One Man Guy
Expected publication May, 2014
Young Adult, Realistic Fiction, Contemporary Romance, LGBTQ
I gave this 2.5 of 5 stars.
Maybe I am just too jaded, but this story seemed completely unrealistic. On the other hand, I am not a fourteen-year-old boy, nor am I gay, nor am I Armenian, so perhaps this story would make perfect sense if I was any of these things.
What worked for me was the Armenian angle, and it was interesting to me to get some insight into that culture -- though was it stereotypical? I don't know, but it did at times seem quite critical of the Armenian culture. The story does bring to light the Armenian Genocide that took place in Turkey after World War I, and I imagine that many readers would otherwise be unaware of that history. I am appreciative of how Barakiva made that a part of his story, and that storyline was effective. What also worked was that it was a quick read at 278 pages, which is a draw for reluctant readers.

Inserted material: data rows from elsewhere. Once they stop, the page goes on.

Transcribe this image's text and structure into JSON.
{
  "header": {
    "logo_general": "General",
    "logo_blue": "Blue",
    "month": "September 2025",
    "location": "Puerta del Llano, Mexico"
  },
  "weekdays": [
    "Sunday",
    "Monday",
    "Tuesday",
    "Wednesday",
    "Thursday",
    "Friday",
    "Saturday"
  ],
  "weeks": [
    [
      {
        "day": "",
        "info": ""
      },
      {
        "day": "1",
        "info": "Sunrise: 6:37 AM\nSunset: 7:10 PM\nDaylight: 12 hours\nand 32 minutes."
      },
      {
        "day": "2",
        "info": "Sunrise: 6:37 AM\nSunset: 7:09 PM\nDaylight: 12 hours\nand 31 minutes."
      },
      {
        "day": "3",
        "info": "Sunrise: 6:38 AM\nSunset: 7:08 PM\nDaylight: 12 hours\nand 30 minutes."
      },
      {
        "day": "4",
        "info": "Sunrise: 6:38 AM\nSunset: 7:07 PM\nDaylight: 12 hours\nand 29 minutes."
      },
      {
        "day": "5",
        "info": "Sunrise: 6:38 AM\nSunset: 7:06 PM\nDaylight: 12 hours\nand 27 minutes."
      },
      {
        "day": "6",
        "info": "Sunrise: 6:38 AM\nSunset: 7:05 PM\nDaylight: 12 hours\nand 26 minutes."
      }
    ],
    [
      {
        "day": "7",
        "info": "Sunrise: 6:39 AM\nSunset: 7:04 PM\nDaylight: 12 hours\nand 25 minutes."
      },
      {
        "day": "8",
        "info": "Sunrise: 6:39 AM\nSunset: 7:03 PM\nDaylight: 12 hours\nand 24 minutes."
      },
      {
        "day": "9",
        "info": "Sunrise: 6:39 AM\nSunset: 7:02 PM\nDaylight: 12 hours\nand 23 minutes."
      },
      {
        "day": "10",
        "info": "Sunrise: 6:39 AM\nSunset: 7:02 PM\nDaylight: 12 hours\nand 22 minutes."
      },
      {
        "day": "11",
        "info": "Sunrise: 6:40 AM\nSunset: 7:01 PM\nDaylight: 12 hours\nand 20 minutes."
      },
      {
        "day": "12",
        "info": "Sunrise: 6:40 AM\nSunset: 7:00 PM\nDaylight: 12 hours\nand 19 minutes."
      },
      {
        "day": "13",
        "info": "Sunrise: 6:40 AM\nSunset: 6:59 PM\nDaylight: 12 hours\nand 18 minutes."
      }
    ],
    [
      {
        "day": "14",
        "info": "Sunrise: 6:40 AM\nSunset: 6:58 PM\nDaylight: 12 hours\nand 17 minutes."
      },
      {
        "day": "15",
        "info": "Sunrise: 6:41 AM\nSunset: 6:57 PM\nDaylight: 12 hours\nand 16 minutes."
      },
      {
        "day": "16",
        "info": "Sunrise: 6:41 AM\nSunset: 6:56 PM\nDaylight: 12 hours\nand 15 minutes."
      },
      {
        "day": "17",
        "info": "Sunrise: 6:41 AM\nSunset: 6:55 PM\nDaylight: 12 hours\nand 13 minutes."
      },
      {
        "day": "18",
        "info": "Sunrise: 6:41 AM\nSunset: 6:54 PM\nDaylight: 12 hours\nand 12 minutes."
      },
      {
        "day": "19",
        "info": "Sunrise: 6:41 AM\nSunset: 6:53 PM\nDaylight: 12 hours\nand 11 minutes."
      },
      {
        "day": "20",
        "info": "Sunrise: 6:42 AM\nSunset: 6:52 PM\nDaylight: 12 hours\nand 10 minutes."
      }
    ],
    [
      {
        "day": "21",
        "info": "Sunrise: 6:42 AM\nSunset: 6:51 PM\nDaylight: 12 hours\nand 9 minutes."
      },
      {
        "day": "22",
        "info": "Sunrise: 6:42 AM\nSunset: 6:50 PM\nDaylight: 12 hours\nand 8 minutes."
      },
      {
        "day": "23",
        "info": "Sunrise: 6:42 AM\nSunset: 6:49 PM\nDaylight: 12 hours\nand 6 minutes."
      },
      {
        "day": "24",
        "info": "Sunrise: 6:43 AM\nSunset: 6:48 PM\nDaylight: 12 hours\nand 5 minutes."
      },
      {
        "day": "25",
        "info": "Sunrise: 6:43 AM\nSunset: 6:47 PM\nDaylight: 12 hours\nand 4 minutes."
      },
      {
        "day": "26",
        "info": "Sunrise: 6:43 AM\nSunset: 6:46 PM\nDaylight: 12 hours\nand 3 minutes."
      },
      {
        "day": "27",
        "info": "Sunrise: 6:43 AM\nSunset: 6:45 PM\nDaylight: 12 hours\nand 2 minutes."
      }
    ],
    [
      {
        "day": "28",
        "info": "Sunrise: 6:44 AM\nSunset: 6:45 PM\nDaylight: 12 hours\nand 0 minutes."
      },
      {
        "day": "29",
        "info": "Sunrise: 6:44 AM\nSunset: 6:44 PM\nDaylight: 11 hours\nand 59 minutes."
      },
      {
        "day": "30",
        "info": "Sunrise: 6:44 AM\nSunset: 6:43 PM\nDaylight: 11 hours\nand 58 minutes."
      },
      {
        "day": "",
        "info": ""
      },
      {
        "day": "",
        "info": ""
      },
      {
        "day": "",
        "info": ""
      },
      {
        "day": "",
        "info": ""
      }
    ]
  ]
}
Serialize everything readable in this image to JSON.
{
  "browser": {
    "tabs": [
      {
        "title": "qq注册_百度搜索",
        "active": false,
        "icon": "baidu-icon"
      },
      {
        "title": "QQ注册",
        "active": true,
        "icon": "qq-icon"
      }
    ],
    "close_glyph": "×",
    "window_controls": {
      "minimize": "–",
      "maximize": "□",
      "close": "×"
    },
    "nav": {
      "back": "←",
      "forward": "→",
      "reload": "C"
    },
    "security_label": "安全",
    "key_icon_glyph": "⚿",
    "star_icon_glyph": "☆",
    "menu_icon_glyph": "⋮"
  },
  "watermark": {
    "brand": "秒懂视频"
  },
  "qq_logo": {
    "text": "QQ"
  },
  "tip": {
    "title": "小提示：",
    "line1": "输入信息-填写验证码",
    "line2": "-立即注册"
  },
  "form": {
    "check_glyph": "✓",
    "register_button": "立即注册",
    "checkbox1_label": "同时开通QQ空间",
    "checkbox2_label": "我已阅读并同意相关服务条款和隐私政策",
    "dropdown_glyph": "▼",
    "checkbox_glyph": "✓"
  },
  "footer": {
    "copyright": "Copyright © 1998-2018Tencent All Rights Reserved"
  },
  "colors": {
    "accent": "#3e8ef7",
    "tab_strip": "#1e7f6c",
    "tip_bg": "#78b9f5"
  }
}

What didn't work for me was how easily things happened for our main character, Alek. One day he doesn't know he's gay, the next day he does, and he's immediately fine with it -- as is everyone else in the world, including random little old ladies commenting on the cuteness of him and his boyfriend. I just don't believe it. In this strict household, where his parents are constantly concerned about appearances and what others think, they're okay with their son being gay as long as his grades are good? Again, I don't believe it. It was just too easy and normal. More like how things SHOULD be, but how they aren't -- at least not in my experience, though it's getting better. So maybe that's what the story was supposed to be -- a picture of what should or could be? If that was its intent, then okayyyyyyy, but it still doesn't work for me.
Another problem is Alek's insta-love with our second most prominent character, Ethan, who I never can quite get fully developed in my mind. The problem isn't really the insta-love, rather the lack of definition of Ethan. There is gay-with-Alek Ethan, who seems to be a bit stereotypical with his boyfriend talk, hair stylist, and blowing of kisses. Then there's skater Ethan, who is rough and tumble, tough talking, fighting, hanging with the guys Ethan. Barakiva attempts to bridge these two versions, but they never quite connect and the reader is left unsure about Ethan. One excellent character was Becky, Alek's BFF. She was well drawn and really easy to imagine, and she was the best character in the story.
There is also a focus on Armenian food, which in itself isn't a problem, but the better part of an entire chapter is devoted to spelling out the preparation of several dishes. This bored me to tears. I just flipped through it to get to the point of the chapter.
I'd say this is appropriate for ages 13-17. There's some language, a little bullying, and kissing with the suggestion of heavy petting. Some reference to underage partying as well, but overall, fairly innocuous.
Thank you to Farrar, Straus and Giroux and NetGalley for the ARC, which I received in exchange for an honest review.